The carrying out of R&D without the creation of any IP does not prevent relief being due. The requirement is only that if any IP arises from the R&D then it vests in the company.

In practice, there are many different forms of IP and attempting to identify all of them and the attached legal rights might often be an unrealistic task to attempt. In practice it should generally be accepted that so long as the claimant company has a real and material interest in any IP that has arisen, then the test is satisfied. But where there is an agreement recording that all IP that is created belongs to another party that is likely to be conclusive evidence that the IP test is failed.

HMRC accepts that where the terms of R&D require that the IP is to be placed in the public domain then the condition is satisfied.

In cases of difficulty HMRC officers should refer to CT International & Stamps.

Meaning of IP

IP here means:

  1. any industrial information or techniques likely to assist in:
  • the manufacture or processing of goods or materials, or
  • the working of a mine, oil well, or other source of mineral deposits, or the winning of access to them, or
  • the carrying out of any agricultural, forestry or fishing operations;
  1. any patent, trade mark, registered design, copyright, design right or plant breeder’s right; and
  2. any rights under the law of a country outside of the UK that correspond to those in (b): see CTA09/S1139.
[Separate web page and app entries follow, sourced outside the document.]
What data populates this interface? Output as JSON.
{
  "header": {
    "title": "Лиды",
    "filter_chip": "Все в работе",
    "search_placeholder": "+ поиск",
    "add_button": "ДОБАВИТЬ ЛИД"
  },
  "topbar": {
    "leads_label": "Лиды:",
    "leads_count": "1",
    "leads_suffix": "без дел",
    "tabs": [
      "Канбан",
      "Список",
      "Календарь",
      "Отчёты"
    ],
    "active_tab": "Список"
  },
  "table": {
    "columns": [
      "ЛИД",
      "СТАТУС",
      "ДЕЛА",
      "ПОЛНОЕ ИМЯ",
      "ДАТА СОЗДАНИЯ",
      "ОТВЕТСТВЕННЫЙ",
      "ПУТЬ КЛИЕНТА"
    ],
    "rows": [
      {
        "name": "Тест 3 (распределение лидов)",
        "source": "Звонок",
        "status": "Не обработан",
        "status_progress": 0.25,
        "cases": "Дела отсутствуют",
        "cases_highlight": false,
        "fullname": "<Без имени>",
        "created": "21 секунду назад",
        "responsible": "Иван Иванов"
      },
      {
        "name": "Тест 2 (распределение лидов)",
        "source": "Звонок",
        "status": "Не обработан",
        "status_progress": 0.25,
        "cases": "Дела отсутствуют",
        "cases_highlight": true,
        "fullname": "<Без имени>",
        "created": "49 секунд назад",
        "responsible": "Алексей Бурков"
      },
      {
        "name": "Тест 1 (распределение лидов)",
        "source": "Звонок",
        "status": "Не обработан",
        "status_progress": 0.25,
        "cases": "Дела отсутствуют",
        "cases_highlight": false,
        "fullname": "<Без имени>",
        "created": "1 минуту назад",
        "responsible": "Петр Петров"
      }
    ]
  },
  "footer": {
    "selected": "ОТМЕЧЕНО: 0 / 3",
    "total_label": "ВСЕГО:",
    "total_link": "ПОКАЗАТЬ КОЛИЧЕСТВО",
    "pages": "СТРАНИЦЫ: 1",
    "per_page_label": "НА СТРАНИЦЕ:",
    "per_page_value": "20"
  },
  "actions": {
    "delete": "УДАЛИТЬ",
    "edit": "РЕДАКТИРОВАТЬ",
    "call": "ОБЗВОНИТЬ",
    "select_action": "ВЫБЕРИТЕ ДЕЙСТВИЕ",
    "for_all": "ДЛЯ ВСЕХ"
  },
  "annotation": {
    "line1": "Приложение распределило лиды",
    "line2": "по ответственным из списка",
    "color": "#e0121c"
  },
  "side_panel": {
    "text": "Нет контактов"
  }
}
Ark Engineering Ltd has an arrangement with its researchers, and a local university to which it sub-contracts part of the work, that patent rights are split equally on any invention that they devise. The R&D project results in an invention that has commercial possibilities. Immediately following the grant of the patent the company transfers its rights to a subsidiary. Although the company holds a part of the rights and held them only for a brief period it meets the requirements of the legislation, because it was not obliged to transfer them by any pre-existing agreement.